"They are incredible and I'm so grateful to them, but if we raise awareness hopefully they also don't have to suffer having to fight to save other lives on the roads."

She added that "what happened to Ian could happen to anyone" and that just as "we teach children to look three times before they cross the road" all motorists should be reminded to "look left, right then left again".

Leighanne continued: "Ian was more than a 'biker', he was a safe driver, not one of these racing around and not paying attention to the road, the police assured me of that.

"His death has devastated all of us, particularly his two daughters.

"It wasn't easy to decide to put the footage out there, but I know Ian would want to help save others, I know that."
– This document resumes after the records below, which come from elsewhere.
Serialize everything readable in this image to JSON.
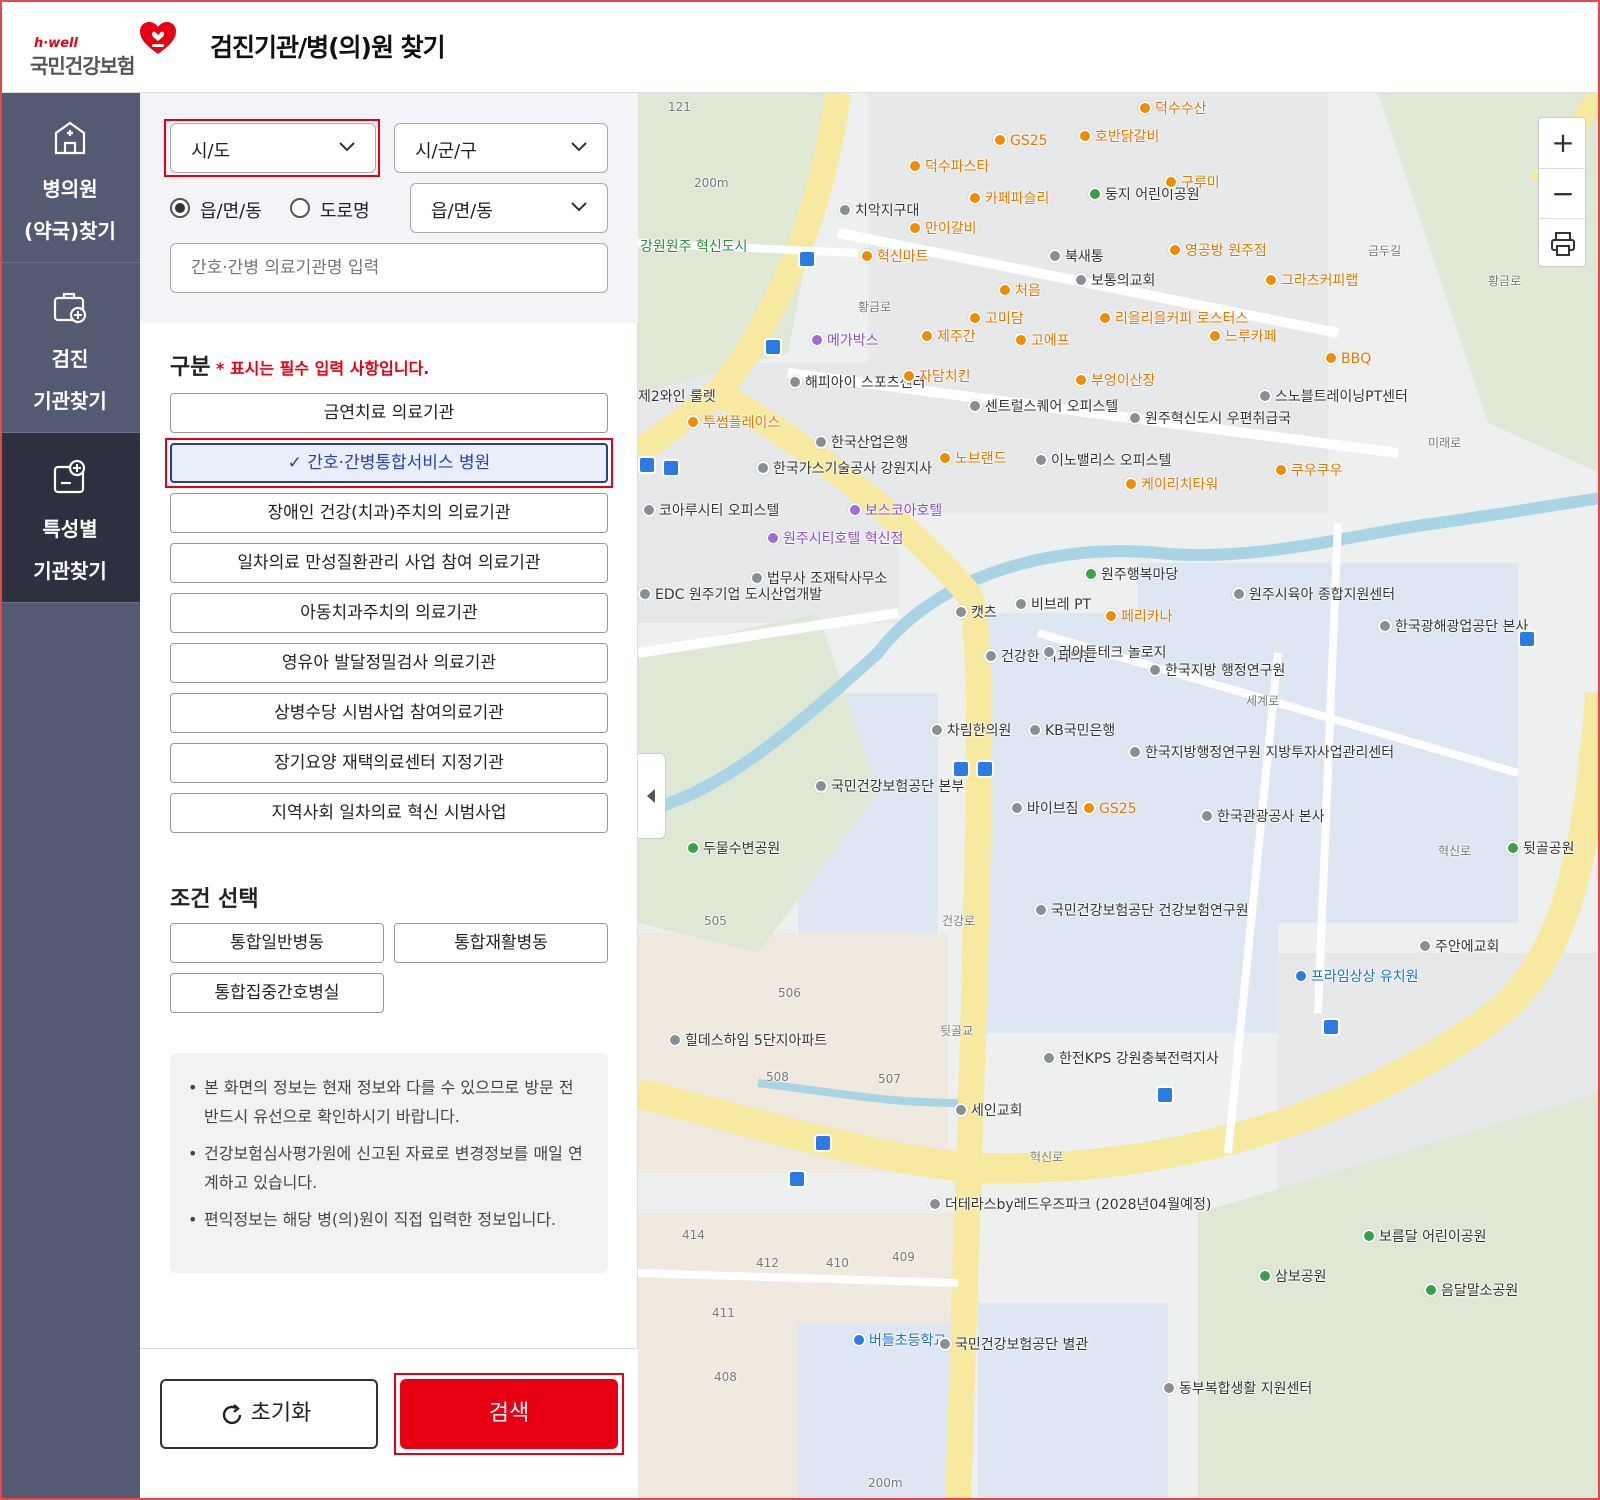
{
  "header": {
    "logo_top": "h·well",
    "logo_name": "국민건강보험",
    "page_title": "검진기관/병(의)원 찾기"
  },
  "nav": [
    {
      "line1": "병의원",
      "line2": "(약국)찾기",
      "icon": "hospital-icon"
    },
    {
      "line1": "검진",
      "line2": "기관찾기",
      "icon": "medical-bag-icon"
    },
    {
      "line1": "특성별",
      "line2": "기관찾기",
      "icon": "clipboard-plus-icon"
    }
  ],
  "filters": {
    "sido": "시/도",
    "sigungu": "시/군/구",
    "radio_1": "읍/면/동",
    "radio_2": "도로명",
    "dong": "읍/면/동",
    "name_placeholder": "간호·간병 의료기관명 입력"
  },
  "category": {
    "title": "구분",
    "required_note": "* 표시는 필수 입력 사항입니다.",
    "items": [
      "금연치료 의료기관",
      "✓ 간호·간병통합서비스 병원",
      "장애인 건강(치과)주치의 의료기관",
      "일차의료 만성질환관리 사업 참여 의료기관",
      "아동치과주치의 의료기관",
      "영유아 발달정밀검사 의료기관",
      "상병수당 시범사업 참여의료기관",
      "장기요양 재택의료센터 지정기관",
      "지역사회 일차의료 혁신 시범사업"
    ]
  },
  "conditions": {
    "title": "조건 선택",
    "items": [
      "통합일반병동",
      "통합재활병동",
      "통합집중간호병실"
    ]
  },
  "notice": [
    "본 화면의 정보는 현재 정보와 다를 수 있으므로 방문 전 반드시 유선으로 확인하시기 바랍니다.",
    "건강보험심사평가원에 신고된 자료로 변경정보를 매일 연계하고 있습니다.",
    "편익정보는 해당 병(의)원이 직접 입력한 정보입니다."
  ],
  "buttons": {
    "reset": "초기화",
    "search": "검색"
  },
  "map": {
    "zoom_in": "+",
    "zoom_out": "−",
    "scale_top": "200m",
    "scale_bottom": "200m",
    "labels": {
      "l01": "121",
      "l02": "덕수수산",
      "l03": "GS25",
      "l04": "호반닭갈비",
      "l05": "덕수파스타",
      "l06": "카페파슬리",
      "l07": "둥지 어린이공원",
      "l08": "구루미",
      "l09": "치악지구대",
      "l10": "만이갈비",
      "l11": "북새통",
      "l12": "영공방 원주점",
      "l13": "강원원주 혁신도시",
      "l14": "혁신마트",
      "l15": "보통의교회",
      "l16": "그라츠커피랩",
      "l17": "처음",
      "l18": "황금로",
      "l19": "고미담",
      "l20": "리을리을커피 로스터스",
      "l21": "느루카페",
      "l22": "메가박스",
      "l23": "제주간",
      "l24": "고에프",
      "l25": "부엉이산장",
      "l26": "BBQ",
      "l27": "해피아이 스포츠센터",
      "l28": "자담치킨",
      "l29": "센트럴스퀘어 오피스텔",
      "l30": "스노블트레이닝PT센터",
      "l31": "투썸플레이스",
      "l32": "한국산업은행",
      "l33": "원주혁신도시 우편취급국",
      "l34": "한국가스기술공사 강원지사",
      "l35": "노브랜드",
      "l36": "이노밸리스 오피스텔",
      "l37": "케이리치타워",
      "l38": "쿠우쿠우",
      "l39": "보스코아호텔",
      "l40": "코아루시티 오피스텔",
      "l41": "원주시티호텔 혁신점",
      "l42": "원주행복마당",
      "l43": "법무사 조재탁사무소",
      "l44": "EDC 원주기업 도시산업개발",
      "l45": "캣츠",
      "l46": "비브레 PT",
      "l47": "페리카나",
      "l48": "원주시육아 종합지원센터",
      "l49": "한국광해광업공단 본사",
      "l50": "건강한 치과의원",
      "l51": "러아튼테크 놀로지",
      "l52": "한국지방 행정연구원",
      "l53": "차림한의원",
      "l54": "KB국민은행",
      "l55": "한국지방행정연구원 지방투자사업관리센터",
      "l56": "국민건강보험공단 본부",
      "l57": "바이브짐",
      "l58": "GS25",
      "l59": "한국관광공사 본사",
      "l60": "두물수변공원",
      "l61": "뒷골공원",
      "l62": "국민건강보험공단 건강보험연구원",
      "l63": "505",
      "l64": "506",
      "l65": "주안에교회",
      "l66": "프라임상상 유치원",
      "l67": "힐데스하임 5단지아파트",
      "l68": "508",
      "l69": "507",
      "l70": "한전KPS 강원충북전력지사",
      "l71": "세인교회",
      "l72": "혁신로",
      "l73": "더테라스by레드우즈파크 (2028년04월예정)",
      "l74": "414",
      "l75": "412",
      "l76": "410",
      "l77": "409",
      "l78": "411",
      "l79": "보름달 어린이공원",
      "l80": "삼보공원",
      "l81": "음달말소공원",
      "l82": "408",
      "l83": "버들초등학교",
      "l84": "국민건강보험공단 별관",
      "l85": "동부복합생활 지원센터",
      "l86": "건강로",
      "l87": "뒷골교",
      "l88": "세계로",
      "l89": "미래로",
      "l90": "혁신로",
      "l91": "금두길",
      "l92": "황금로",
      "l93": "제2와인 룰렛"
    }
  },
  "colors": {
    "accent": "#e60012",
    "nav_bg": "#545a72",
    "nav_active": "#2e3040",
    "selected_border": "#2a3f8f"
  }
}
She said that by watching Ian's story "hopefully someone will remember him and it will resonate with them" when they are on the roads.

Leighanne added: "It could be the difference in someone's son, daughter, dad or mum or husband getting to go home and children not crying for their parents."

Ambulance will air on BBC 1 at 9pm on Thursday, July 2.